President Donald Trump did not know about plans to arrest a top executive at Chinese telecoms giant Huawei in Canada, two US officials said on Thursday, in an apparent attempt to stop the incident from impeding crucial trade talks with Beijing.
Huawei Technologies Co’s chief financial officer, Meng Wanzhou, the 46-year-old daughter of the company’s founder, was detained in Canada on December 1, the same day Trump and Chinese President Xi Jinping dined together at the G20 summit in Buenos Aires.
A White House official told Reuters Trump did not know about a US request for her extradition from Canada before he met Xi and agreed to a 90-day truce in the brewing trade war.
Meng’s arrest during a stopover in Vancouver, announced by the Canadian authorities on Wednesday, pummelled stock markets already nervous about tensions between the world’s two largest economies on fears the move could derail the planned trade talks.
The arrest was made at Washington’s request as part of a US investigation of an alleged scheme to use the global banking system to evade US sanctions against Iran, according to people familiar with the probe.
Another US official told Reuters that while it was a Justice Department matter and not orchestrated in advance by the White House, the case could send a message that Washington is serious about what it sees as Beijing’s violations of international trade norms.
The official, speaking on condition of anonymity, acknowledged that the arrest could complicate efforts to reach a broader US-China trade deal but would not necessarily damage the process.
Meng’s detention also raised concerns about potential retaliation from Beijing in Canada, where Prime Minister Justin Trudeau sought to distance himself from the arrest.
“The appropriate authorities took the decisions in this case without any political involvement or interference … we were advised by them with a few days’ notice that this was in the works,” Trudeau told reporters in Montreal in televised remarks.
The United States has been looking since at least 2016 into whether Huawei violated US sanctions against Iran, Reuters reported in April. More recently, the probe has included the company’s use of HSBC Holdings to make illegal transactions involving Iran, people familiar with the investigation said.
In 2012, HSBC paid $1.92 billion and entered a deferred prosecution agreement with the US attorney’s office in Brooklyn for violating US sanctions and money-laundering laws.
An HSBC spokesperson declined to comment on Thursday. HSBC is not under investigation, according to a person familiar with the matter.

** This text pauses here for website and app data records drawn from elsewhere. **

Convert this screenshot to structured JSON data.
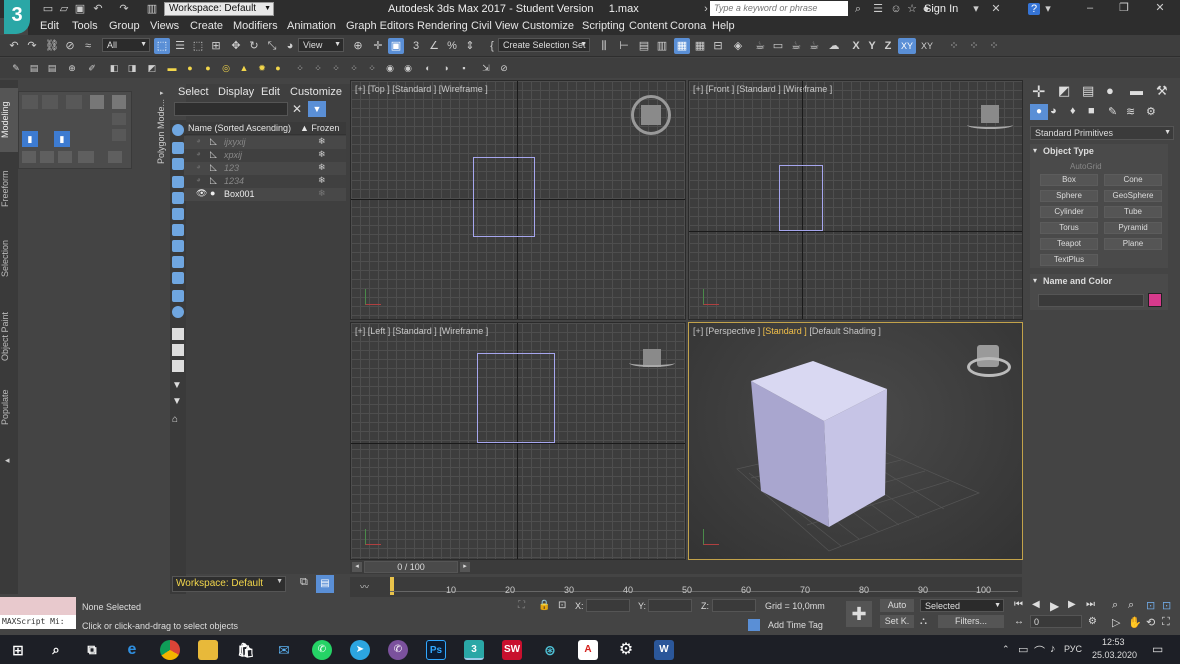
{
  "title": {
    "workspace_label": "Workspace: Default",
    "window_title": "Autodesk 3ds Max 2017 - Student Version     1.max",
    "search_placeholder": "Type a keyword or phrase",
    "sign_in": "Sign In",
    "logo_text": "3"
  },
  "menu": [
    "Edit",
    "Tools",
    "Group",
    "Views",
    "Create",
    "Modifiers",
    "Animation",
    "Graph Editors",
    "Rendering",
    "Civil View",
    "Customize",
    "Scripting",
    "Content",
    "Corona",
    "Help"
  ],
  "toolbar1": {
    "filter_all": "All",
    "view_ref": "View",
    "selection_set": "Create Selection Set",
    "axis_x": "X",
    "axis_y": "Y",
    "axis_z": "Z",
    "axis_xy": "XY",
    "axis_xy2": "XY"
  },
  "ribbon": {
    "tabs": [
      "Modeling",
      "Freeform",
      "Selection",
      "Object Paint",
      "Populate"
    ],
    "poly_mode": "Polygon Mode..."
  },
  "explorer": {
    "menus": [
      "Select",
      "Display",
      "Edit",
      "Customize"
    ],
    "col_name": "Name (Sorted Ascending)",
    "col_frozen": "▲ Frozen",
    "rows": [
      {
        "name": "ijxyxij"
      },
      {
        "name": "xpxij"
      },
      {
        "name": "123"
      },
      {
        "name": "1234"
      },
      {
        "name": "Box001"
      }
    ],
    "workspace": "Workspace: Default"
  },
  "viewports": {
    "top": "[+] [Top ] [Standard ] [Wireframe ]",
    "front": "[+] [Front ] [Standard ] [Wireframe ]",
    "left": "[+] [Left ] [Standard ] [Wireframe ]",
    "persp_a": "[+] [Perspective ] ",
    "persp_b": "[Standard ]",
    "persp_c": " [Default Shading ]"
  },
  "command_panel": {
    "category": "Standard Primitives",
    "object_type": "Object Type",
    "autogrid": "AutoGrid",
    "primitives": [
      "Box",
      "Cone",
      "Sphere",
      "GeoSphere",
      "Cylinder",
      "Tube",
      "Torus",
      "Pyramid",
      "Teapot",
      "Plane",
      "TextPlus"
    ],
    "name_color": "Name and Color",
    "swatch_color": "#d63a8c"
  },
  "timeline": {
    "frame": "0 / 100",
    "ticks": [
      "10",
      "20",
      "30",
      "40",
      "50",
      "60",
      "70",
      "80",
      "90",
      "100"
    ]
  },
  "status": {
    "maxscript": "MAXScript Mi:",
    "selection": "None Selected",
    "prompt": "Click or click-and-drag to select objects",
    "x_label": "X:",
    "y_label": "Y:",
    "z_label": "Z:",
    "grid": "Grid = 10,0mm",
    "add_time_tag": "Add Time Tag",
    "auto": "Auto",
    "selected": "Selected",
    "set_key": "Set K.",
    "filters": "Filters...",
    "frame_value": "0"
  },
  "taskbar": {
    "lang": "РУС",
    "time": "12:53",
    "date": "25.03.2020"
  }
}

After news of the arrest, Huawei said it has been provided little information of the charges against Meng, adding that it was “not aware of any wrongdoing by Ms. Meng.”
Huawei is under intense scrutiny from Washington and other governments over its ties to the Chinese government, driven by concerns it could be used for spying. It has been locked out of U.S. and some other markets for telecom gear, but has repeatedly insisted Beijing has no influence over it.
The Yomiuri newspaper, which first reported the news, said the Japanese government was expected to revise its internal rules on procurement as early as Monday to prevent intelligence leaks and cyber attacks.
ZTE pleaded guilty in 2017 to violating US laws that restrict the sale of American-made technology to Iran in efforts to curb Tehran’s missile and nuclear programs.
Before the arrest on Wednesday, Britain’s BT Group said it was removing Huawei’s equipment from the core of its existing 3G and 4G mobile operations and would not use the Chinese company in central parts of the next network.
Republican Senators Ted Cruz, Marco Rubio and Ben Sasse welcomed news of the arrest and said the world’s biggest telecoms equipment maker posed a security threat.
Cruz tweeted: “Huawei is a Communist Party spy agency thinly veiled as a telecom company.” Huawei has said it complies with all applicable export control and sanctions laws and other regulations.
© Thomson Reuters 2018